He’s far from perfect; as much as I like Singler’s game, he isn’t very quick with the ball and can pretty much only get into the paint off the dribble by way of a very guardable spin move. But he’s exactly the kind of player that the Pistons will be happy to have around in a few years, once Singler’s supporting act is given new meaning within the context of a more effective team.

His analysis of both guys is pretty spot on. No one is rooting for Drummond to play out of a belief that he’ll help the offense. Right now, he’s their best rebounder and shot-blocker. He’s certainly far behind development-wise and skill-wise at the offensive end, to the point where I don’t know that he’ll ever be much of a factor other than a guy who finishes well around the basket, but the rebounding and shot-blocking alone already make him a legitimate rotation player who should be getting more minutes.

As for Singler, as Mike Payne of Detroit Bad Boys wrote about in-depth the other day (a great post that everyone should check out, BTW), he’s simply been easily the biggest surprise on the team this season. He’s emerged from a crowded wing position to not only earn a rotation spot, but a starting spot, and he just keeps improving. It’s hard not to envision him as a long-term member of Detroit’s rotation.

Kim English, Jonas Jerebko and Austin Daye could all be in play for perimeter minutes soon

The Pistons have had an evolving rotation over the last week or so, and Keith Langlois of Pistons.com suggests that the tinkering might not be over:

Other changes could be in store. English could find a way back into the playing group at shooting guard if Stuckey is going to spend more time at point guard. Frank talked about Jerebko or Daye as possibilities for backup minutes behind Prince.

“Anything is on the table,” he said. “Foul trouble, or someone is underperforming. It’s trying to figure out which pieces fit on that night. As long as you’re giving maximum effort, it starts there. Usually you can work things out when you’re playing hard.”
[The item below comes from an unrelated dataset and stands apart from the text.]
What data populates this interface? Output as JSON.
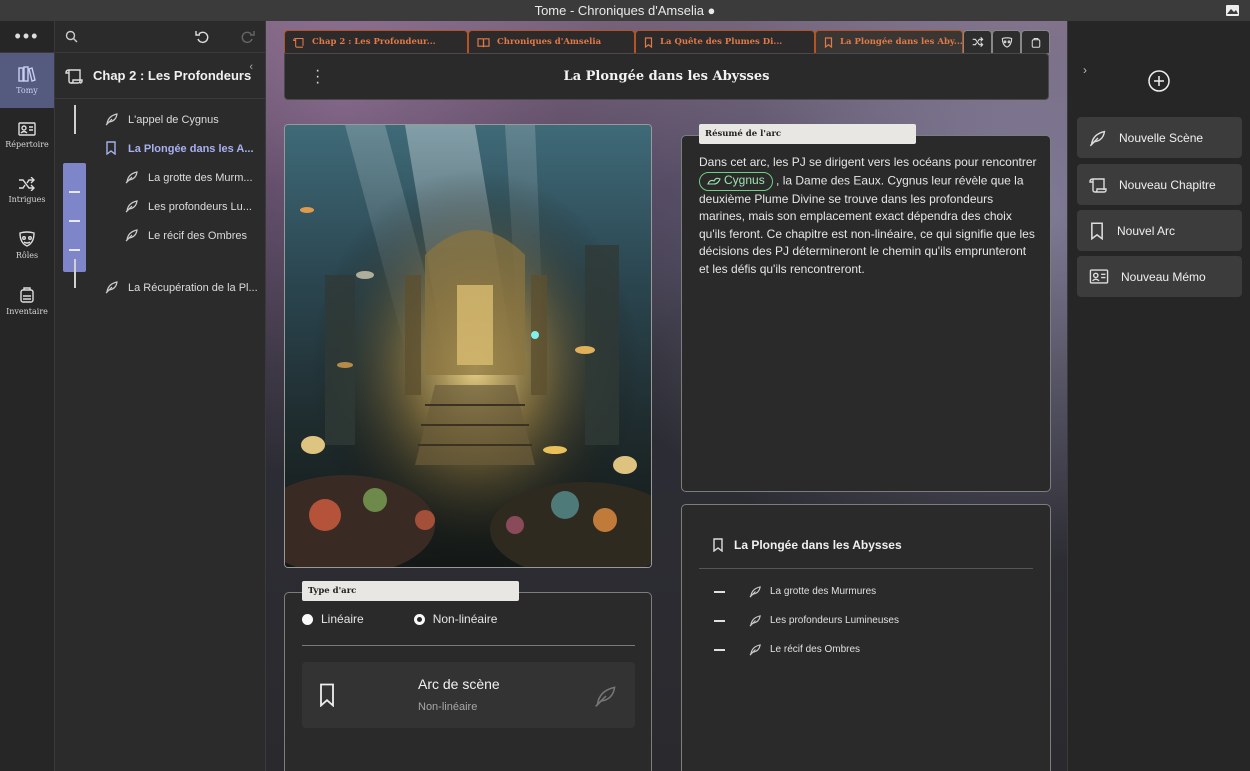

A couple of those moves — finding minutes for the cult of personality that is Kim English and (finally) letting Jonas Jerebko play some small forward — would be incredibly popular moves among fans who have been anxious for both for quite some time now. Austin Daye finding his way into the rotation would probably be less popular, but honestly, as much as Daye has struggled, this team has been way too bad for Daye to not get one last chance at earning a consistent role on the team.